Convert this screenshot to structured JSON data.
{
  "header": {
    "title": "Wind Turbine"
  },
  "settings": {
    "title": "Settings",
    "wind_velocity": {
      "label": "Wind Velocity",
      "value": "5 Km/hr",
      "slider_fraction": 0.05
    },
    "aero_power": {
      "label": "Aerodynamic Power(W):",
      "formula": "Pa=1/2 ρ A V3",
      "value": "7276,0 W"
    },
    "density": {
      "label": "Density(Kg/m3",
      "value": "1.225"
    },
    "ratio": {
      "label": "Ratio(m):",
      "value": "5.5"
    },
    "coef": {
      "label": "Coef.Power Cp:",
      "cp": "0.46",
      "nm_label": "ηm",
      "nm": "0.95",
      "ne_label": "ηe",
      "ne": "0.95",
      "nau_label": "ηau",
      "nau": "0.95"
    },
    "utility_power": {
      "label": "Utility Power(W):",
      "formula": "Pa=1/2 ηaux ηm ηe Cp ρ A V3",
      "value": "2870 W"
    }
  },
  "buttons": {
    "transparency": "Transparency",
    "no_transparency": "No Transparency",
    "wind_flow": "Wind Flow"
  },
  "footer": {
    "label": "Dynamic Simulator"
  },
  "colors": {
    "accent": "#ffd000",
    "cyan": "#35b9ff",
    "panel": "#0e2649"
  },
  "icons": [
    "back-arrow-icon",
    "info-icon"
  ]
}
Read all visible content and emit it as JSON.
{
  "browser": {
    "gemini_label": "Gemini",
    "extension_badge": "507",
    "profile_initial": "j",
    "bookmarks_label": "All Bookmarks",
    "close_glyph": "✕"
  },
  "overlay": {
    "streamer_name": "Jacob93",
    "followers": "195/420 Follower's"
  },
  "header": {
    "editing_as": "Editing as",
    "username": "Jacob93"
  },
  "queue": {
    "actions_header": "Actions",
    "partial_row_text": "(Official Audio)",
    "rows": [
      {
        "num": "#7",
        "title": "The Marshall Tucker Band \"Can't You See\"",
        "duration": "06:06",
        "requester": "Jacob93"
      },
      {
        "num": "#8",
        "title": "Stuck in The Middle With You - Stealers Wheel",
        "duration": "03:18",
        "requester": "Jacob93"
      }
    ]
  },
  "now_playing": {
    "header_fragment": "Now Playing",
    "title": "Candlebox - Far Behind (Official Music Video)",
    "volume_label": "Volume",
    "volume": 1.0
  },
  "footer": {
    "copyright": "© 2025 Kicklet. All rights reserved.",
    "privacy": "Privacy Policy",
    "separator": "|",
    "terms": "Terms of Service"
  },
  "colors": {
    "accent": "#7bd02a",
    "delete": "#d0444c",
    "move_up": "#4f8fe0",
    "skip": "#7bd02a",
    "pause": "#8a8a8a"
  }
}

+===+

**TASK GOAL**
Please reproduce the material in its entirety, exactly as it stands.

**EXERCISE SOLUTION**
Convert this screenshot to structured JSON data.
{
  "header": {
    "title": "Wind Turbine"
  },
  "settings": {
    "title": "Settings",
    "wind_velocity": {
      "label": "Wind Velocity",
      "value": "5 Km/hr",
      "slider_fraction": 0.05
    },
    "aero_power": {
      "label": "Aerodynamic Power(W):",
      "formula": "Pa=1/2 ρ A V3",
      "value": "7276,0 W"
    },
    "density": {
      "label": "Density(Kg/m3",
      "value": "1.225"
    },
    "ratio": {
      "label": "Ratio(m):",
      "value": "5.5"
    },
    "coef": {
      "label": "Coef.Power Cp:",
      "cp": "0.46",
      "nm_label": "ηm",
      "nm": "0.95",
      "ne_label": "ηe",
      "ne": "0.95",
      "nau_label": "ηau",
      "nau": "0.95"
    },
    "utility_power": {
      "label": "Utility Power(W):",
      "formula": "Pa=1/2 ηaux ηm ηe Cp ρ A V3",
      "value": "2870 W"
    }
  },
  "buttons": {
    "transparency": "Transparency",
    "no_transparency": "No Transparency",
    "wind_flow": "Wind Flow"
  },
  "footer": {
    "label": "Dynamic Simulator"
  },
  "colors": {
    "accent": "#ffd000",
    "cyan": "#35b9ff",
    "panel": "#0e2649"
  },
  "icons": [
    "back-arrow-icon",
    "info-icon"
  ]
}
Read all visible content and emit it as JSON.
{
  "browser": {
    "gemini_label": "Gemini",
    "extension_badge": "507",
    "profile_initial": "j",
    "bookmarks_label": "All Bookmarks",
    "close_glyph": "✕"
  },
  "overlay": {
    "streamer_name": "Jacob93",
    "followers": "195/420 Follower's"
  },
  "header": {
    "editing_as": "Editing as",
    "username": "Jacob93"
  },
  "queue": {
    "actions_header": "Actions",
    "partial_row_text": "(Official Audio)",
    "rows": [
      {
        "num": "#7",
        "title": "The Marshall Tucker Band \"Can't You See\"",
        "duration": "06:06",
        "requester": "Jacob93"
      },
      {
        "num": "#8",
        "title": "Stuck in The Middle With You - Stealers Wheel",
        "duration": "03:18",
        "requester": "Jacob93"
      }
    ]
  },
  "now_playing": {
    "header_fragment": "Now Playing",
    "title": "Candlebox - Far Behind (Official Music Video)",
    "volume_label": "Volume",
    "volume": 1.0
  },
  "footer": {
    "copyright": "© 2025 Kicklet. All rights reserved.",
    "privacy": "Privacy Policy",
    "separator": "|",
    "terms": "Terms of Service"
  },
  "colors": {
    "accent": "#7bd02a",
    "delete": "#d0444c",
    "move_up": "#4f8fe0",
    "skip": "#7bd02a",
    "pause": "#8a8a8a"
  }
}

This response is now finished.